4/19/2016Scottsdale, Arizona Initially Ignored AG Opinion On Cameras
Scottsdale, Arizona processed photo tickets for 12 days in defiance of an attorney general ruling. Ticketing now entirely shut down.
For nearly two weeks, Scottsdale, Arizona allowed its private vendor to process over a hundred red light camera and speed camera tickets in defiance of a ruling from the state attorney general. On March 16, Attorney General Mark Brnovich ruled that it is a class one misdemeanor for a photo ticketing company to provide evidence for use in a court of law unless it holds a private investigator license (read opinion). Scottsdale's camera vendor, American Traffic Solutions (ATS), is unlicensed. Unlike other cities that immediately suspended ticketing on March 16, Scottsdale officials held several conference calls with ATS to decide what to do.
"Okay," Scottsdale Police Lieutenant Robert Bonnette Jr emailed the ATS program manager on March 16. "We are looking into how we work tomorrow if this is how our legal just interpreted it to me."
Scottsdale did continue work the next day, and for a full week after the ruling until city photo ticketing program manager Darcy Nichols notified ATS about the need to shut down some, but not all, of the program's cameras.
"Per our earlier conversation via conference call, please discontinue the deployment of mobile and semi-portable speed enforcement until further notice," Nichols wrote in a March 23 email. "Additionally, please suspend all process service until further notice."
The mobile cameras were responsible for generating a significant amount of revenue. In February, the devices had generated 393 tickets. The final shutdown order for the speed and red light cameras mounted on poles at city intersections was not executed until March 28 at 3:25pm.
"ATS has ceased processing events for the city," ATS deputy general counsel Kristen Young wrote in a March 31 letter to Scottsdale. "This includes violation processing, affidavits processing and processing of returned mail. ATS has removed or otherwise ceased deploying all mobile speed units or transportable photo enforcement units. ATS has suspended all hearing support services, including preparation of evidence packages. ATS has disabled the cameras at all fixed sites."
ATS insists that the shutdown is only temporary and that it will either secure a change in the law allowing it to operate without a license, or it will obtain a license. The company even offered to only charge Scottsdale for ticketing services rendered up to March 16. Scottsdale officials emphasize that no new tickets were issued after the attorney general's opinion was received.

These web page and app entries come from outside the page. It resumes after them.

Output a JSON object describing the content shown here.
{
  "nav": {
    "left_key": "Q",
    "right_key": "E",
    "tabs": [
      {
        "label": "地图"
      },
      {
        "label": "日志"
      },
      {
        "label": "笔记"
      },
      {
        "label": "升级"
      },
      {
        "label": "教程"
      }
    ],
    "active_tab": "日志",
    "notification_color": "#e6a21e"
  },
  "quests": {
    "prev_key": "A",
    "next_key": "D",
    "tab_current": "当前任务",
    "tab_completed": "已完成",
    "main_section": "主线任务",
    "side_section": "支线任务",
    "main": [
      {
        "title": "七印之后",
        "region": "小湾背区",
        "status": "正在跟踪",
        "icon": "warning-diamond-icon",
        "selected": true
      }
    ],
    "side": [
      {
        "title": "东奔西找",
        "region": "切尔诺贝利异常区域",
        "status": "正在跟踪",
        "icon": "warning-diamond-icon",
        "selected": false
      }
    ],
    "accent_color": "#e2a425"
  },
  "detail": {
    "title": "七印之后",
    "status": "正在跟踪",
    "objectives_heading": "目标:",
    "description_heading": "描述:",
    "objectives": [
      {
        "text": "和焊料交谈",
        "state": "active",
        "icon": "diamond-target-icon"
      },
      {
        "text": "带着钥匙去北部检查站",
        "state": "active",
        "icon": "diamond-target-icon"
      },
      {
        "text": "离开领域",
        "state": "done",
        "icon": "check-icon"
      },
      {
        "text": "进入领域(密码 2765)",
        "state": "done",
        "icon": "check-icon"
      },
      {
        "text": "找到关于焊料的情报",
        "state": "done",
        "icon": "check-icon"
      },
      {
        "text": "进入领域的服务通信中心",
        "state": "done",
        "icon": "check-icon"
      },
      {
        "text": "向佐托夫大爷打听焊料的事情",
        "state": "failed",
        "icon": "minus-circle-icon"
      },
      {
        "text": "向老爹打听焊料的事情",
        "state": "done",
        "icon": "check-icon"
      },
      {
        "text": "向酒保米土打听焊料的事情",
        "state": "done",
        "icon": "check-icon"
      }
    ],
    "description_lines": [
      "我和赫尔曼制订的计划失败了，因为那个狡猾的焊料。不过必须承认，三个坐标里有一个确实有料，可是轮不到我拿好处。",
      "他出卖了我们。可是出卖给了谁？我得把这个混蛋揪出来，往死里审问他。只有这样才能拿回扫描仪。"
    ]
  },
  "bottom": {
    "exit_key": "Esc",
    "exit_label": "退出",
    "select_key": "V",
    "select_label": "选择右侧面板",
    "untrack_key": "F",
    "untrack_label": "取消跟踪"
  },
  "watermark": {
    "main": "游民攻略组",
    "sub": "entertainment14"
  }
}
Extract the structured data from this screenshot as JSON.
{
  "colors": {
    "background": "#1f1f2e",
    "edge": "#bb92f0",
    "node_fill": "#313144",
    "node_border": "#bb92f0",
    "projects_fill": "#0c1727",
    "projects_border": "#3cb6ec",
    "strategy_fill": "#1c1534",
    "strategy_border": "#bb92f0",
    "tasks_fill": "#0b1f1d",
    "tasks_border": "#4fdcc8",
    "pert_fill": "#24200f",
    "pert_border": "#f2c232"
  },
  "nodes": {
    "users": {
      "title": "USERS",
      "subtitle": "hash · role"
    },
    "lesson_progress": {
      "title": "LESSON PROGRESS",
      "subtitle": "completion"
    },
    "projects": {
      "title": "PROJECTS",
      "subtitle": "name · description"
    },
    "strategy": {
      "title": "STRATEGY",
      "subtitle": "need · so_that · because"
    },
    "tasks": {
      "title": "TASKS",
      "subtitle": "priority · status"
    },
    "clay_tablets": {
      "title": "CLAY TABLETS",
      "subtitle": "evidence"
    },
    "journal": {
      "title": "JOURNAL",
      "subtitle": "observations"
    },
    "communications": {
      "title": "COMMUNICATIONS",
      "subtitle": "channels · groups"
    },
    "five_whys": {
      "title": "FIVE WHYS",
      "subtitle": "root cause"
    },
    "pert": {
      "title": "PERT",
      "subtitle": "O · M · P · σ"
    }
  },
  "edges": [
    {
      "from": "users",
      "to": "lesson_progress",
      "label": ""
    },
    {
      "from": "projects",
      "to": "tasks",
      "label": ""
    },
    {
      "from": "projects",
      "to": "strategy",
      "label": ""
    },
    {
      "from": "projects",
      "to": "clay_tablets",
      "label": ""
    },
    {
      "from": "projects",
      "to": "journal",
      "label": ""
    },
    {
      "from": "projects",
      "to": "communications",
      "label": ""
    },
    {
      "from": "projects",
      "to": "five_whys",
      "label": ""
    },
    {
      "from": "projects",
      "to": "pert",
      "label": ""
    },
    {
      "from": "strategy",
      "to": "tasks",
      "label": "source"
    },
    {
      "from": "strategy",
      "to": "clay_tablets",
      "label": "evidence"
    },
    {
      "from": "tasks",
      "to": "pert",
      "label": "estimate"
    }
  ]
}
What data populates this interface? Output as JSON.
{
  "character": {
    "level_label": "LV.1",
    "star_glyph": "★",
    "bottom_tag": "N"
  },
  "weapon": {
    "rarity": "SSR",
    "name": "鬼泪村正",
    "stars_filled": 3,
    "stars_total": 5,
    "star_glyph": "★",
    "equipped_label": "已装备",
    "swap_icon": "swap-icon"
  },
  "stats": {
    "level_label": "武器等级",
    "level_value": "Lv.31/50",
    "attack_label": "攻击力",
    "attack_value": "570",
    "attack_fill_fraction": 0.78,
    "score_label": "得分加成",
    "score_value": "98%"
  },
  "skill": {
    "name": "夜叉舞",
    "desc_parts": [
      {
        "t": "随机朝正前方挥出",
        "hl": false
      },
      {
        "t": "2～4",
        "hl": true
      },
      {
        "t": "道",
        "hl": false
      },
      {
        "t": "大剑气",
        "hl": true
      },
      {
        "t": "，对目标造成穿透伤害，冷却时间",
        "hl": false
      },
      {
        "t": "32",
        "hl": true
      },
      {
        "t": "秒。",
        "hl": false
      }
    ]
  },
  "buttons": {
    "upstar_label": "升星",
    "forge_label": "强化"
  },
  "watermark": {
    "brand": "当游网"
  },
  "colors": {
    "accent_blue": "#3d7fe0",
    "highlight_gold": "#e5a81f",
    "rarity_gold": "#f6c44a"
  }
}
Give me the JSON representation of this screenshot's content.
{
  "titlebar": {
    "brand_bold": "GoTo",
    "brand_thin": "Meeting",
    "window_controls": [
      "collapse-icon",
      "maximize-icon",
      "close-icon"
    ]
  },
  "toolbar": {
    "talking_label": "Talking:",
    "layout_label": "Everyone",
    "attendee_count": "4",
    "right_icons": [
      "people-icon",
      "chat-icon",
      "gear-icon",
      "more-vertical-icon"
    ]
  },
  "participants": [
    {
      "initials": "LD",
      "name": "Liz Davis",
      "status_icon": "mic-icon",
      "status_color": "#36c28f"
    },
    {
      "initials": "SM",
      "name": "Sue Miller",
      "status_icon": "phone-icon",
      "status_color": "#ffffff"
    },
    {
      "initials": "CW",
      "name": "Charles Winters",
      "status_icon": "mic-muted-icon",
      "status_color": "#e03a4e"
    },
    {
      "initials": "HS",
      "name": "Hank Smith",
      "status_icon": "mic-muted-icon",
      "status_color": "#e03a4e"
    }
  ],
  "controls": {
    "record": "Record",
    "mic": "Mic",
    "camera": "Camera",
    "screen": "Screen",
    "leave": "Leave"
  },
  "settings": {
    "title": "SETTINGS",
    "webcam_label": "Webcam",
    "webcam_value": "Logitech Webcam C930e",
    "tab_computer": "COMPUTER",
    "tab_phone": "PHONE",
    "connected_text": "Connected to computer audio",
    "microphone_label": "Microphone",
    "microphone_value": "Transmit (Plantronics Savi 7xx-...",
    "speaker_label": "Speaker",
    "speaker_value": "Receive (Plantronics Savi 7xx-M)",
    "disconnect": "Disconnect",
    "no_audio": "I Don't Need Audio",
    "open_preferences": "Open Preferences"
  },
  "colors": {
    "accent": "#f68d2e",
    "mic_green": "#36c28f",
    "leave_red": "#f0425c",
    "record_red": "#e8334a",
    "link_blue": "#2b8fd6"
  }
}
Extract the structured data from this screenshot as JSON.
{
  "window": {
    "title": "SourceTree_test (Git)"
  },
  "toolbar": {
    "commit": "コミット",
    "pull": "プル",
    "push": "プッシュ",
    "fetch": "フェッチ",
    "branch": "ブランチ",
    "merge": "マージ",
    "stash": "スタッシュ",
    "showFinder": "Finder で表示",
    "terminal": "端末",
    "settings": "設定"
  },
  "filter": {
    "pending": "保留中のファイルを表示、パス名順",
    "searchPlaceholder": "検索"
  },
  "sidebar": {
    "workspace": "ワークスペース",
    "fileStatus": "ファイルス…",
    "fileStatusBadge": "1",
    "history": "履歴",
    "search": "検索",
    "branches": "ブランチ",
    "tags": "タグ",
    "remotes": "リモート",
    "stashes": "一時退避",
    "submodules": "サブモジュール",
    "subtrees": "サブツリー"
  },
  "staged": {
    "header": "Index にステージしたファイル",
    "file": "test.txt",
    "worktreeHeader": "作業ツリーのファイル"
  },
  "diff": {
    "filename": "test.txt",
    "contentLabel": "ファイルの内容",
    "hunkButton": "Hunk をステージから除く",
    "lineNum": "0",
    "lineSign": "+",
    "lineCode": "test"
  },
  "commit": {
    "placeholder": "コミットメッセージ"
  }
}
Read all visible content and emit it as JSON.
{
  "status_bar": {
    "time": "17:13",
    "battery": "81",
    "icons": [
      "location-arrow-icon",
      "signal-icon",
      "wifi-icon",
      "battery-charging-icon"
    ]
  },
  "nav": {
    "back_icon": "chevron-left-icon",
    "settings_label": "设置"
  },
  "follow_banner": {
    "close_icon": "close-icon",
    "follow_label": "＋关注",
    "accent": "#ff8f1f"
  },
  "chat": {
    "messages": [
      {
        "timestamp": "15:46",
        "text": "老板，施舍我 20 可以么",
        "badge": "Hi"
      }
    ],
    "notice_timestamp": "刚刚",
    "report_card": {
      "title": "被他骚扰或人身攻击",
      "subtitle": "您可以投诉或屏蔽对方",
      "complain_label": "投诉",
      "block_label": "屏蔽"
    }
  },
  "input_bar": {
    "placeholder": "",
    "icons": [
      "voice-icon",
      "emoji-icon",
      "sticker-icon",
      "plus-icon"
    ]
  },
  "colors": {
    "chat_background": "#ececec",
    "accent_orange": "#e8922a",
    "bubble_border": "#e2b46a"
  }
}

"The cameras were still powered on and functioning from March 16th through the 28th but no citations were issued from violations encountered during that time period," Scottsdale Police Sergeant Ben Hoster explained. "The cameras were turned off on March 28th."
Correction: An earlier version of this article stated tickets were issued after March 16. They continued to be processed after March 16 and the cameras were not shut off until the 28th.